Garcia also took a calculated risk during the Juventus game, when he decided to take off Aouar and leave Caqueret on the pitch alongside Reine-Adélaïde and Guimarães. It shows just how rapidly and how complete the youngster’s ascent has been. Caqueret had not started a league match until November but the team’s fixture congestion and the long-term absences of Reine-Adélaïde and Depay gave him more chances. When Lyon signed Guimarães from Brazilian club Athletico Paranaense for €25m in January it looked as if those chances might dry up for Caqueret, especially after the Brazilian put in an inspirational performance in the first leg of this tie.
However, with Tousart no longer at the club, Guimarães has been asked to play in a deeper role. This shift left a space available for a player who can knit together the team’s defence and attack, offer Lyon a threat on the counterattack and keep possession by being strong on the ball. Caqueret showed he can do all of these things and more. He snapped into tackles and made life difficult for Miralem Pjanic and Adrien Rabiot, who could scarcely put a foot on the ball without interruption.

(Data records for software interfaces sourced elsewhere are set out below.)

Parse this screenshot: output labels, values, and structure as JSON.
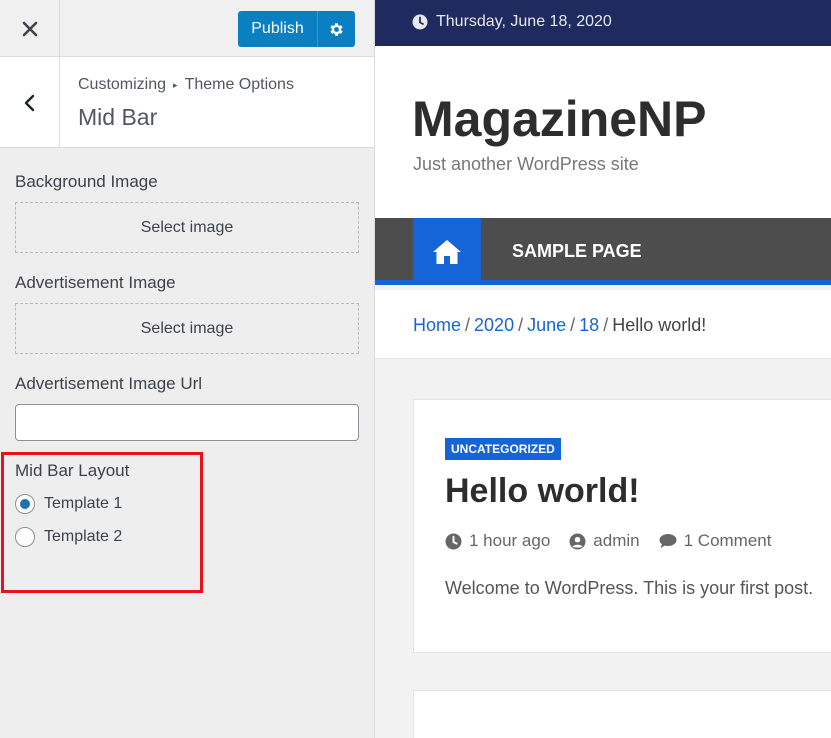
{
  "customizer": {
    "publish_label": "Publish",
    "breadcrumb_root": "Customizing",
    "breadcrumb_separator": "▸",
    "breadcrumb_parent": "Theme Options",
    "section_title": "Mid Bar",
    "background_image_label": "Background Image",
    "background_image_button": "Select image",
    "advertisement_image_label": "Advertisement Image",
    "advertisement_image_button": "Select image",
    "advertisement_url_label": "Advertisement Image Url",
    "advertisement_url_value": "",
    "layout_label": "Mid Bar Layout",
    "layout_options": [
      {
        "label": "Template 1",
        "checked": true
      },
      {
        "label": "Template 2",
        "checked": false
      }
    ]
  },
  "preview": {
    "date": "Thursday, June 18, 2020",
    "site_title": "MagazineNP",
    "tagline": "Just another WordPress site",
    "nav_item": "SAMPLE PAGE",
    "breadcrumbs": {
      "home": "Home",
      "year": "2020",
      "month": "June",
      "day": "18",
      "current": "Hello world!",
      "separator": "/"
    },
    "post": {
      "category": "UNCATEGORIZED",
      "title": "Hello world!",
      "time": "1 hour ago",
      "author": "admin",
      "comments": "1 Comment",
      "excerpt": "Welcome to WordPress. This is your first post."
    }
  },
  "colors": {
    "publish_blue": "#0a7fc2",
    "topbar_navy": "#1f2b5e",
    "accent_blue": "#1565d8",
    "nav_gray": "#4d4d4d",
    "highlight_red": "#e8121b"
  },
  "icons": [
    "close-icon",
    "gear-icon",
    "back-chevron-icon",
    "clock-icon",
    "home-icon",
    "user-icon",
    "comment-icon"
  ]
}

Caqueret’s passing, too, is rapidly becoming one of his strong suits. At times it seemed as if his speed of thought was simply too much for his own teammates. On more than one occasion, he made a pass that almost urged its target to run that much faster to latch on to it. He plays as if he understand his own role and his manager’s tactics perfectly and, on top of that, he showed focus, workrate and his not-inconsiderable technical gifts.
The oft-maligned Garcia also deserved credit. Not only did he show bravery in picking Caqueret but also in his selection of Karl Toko Ekambi instead of Moussa Dembélé. Toko Ekambi had impressed as a substitute against PSG last week but Dembélé is the club’s top scorer this season and he had started every match in this competition save the trip to Leipzig under Sylvinho. It was a bold decision for Garcia to prioritise the pace and pressing ability of Toko Ekambi. It worked. During the cup final it looked as if Dembélé and Depay were on different wavelengths but Toko Ekambi’s ability to play on the right when necessary meant that Depay and Aouar had more space. For one night at least, Garcia got it right.
It has been a difficult season for Lyon and their failure to qualify for Europe will lead to plenty of dissatisfaction from fans next season, particularly if Aouar, Depay and Moussa Dembélé leave the club. The backs-to-the-wall mentality that worked against Juventus is unlikely to get much traction when Ligue 1 restarts in a fortnight but, for now, it is job done for the manager. Beating Juventus and taking Lyon into the quarter-finals of the Champions Legaue – where they will play Manchester City on Saturday night – is a great achievement. It may be temporary respite for Garcia but he should enjoy it.
And the plaudits should also go to Caqueret for his mature and scintillating performance in Turin. Considered one for the future when the season started, he is now one for the present. No matter the result in Saturday’s quarter-final, there will likely come a time when Lyon’s fans talk about this match not in terms of the historic achievement of beating Juventus, but as the night when they found their next idol.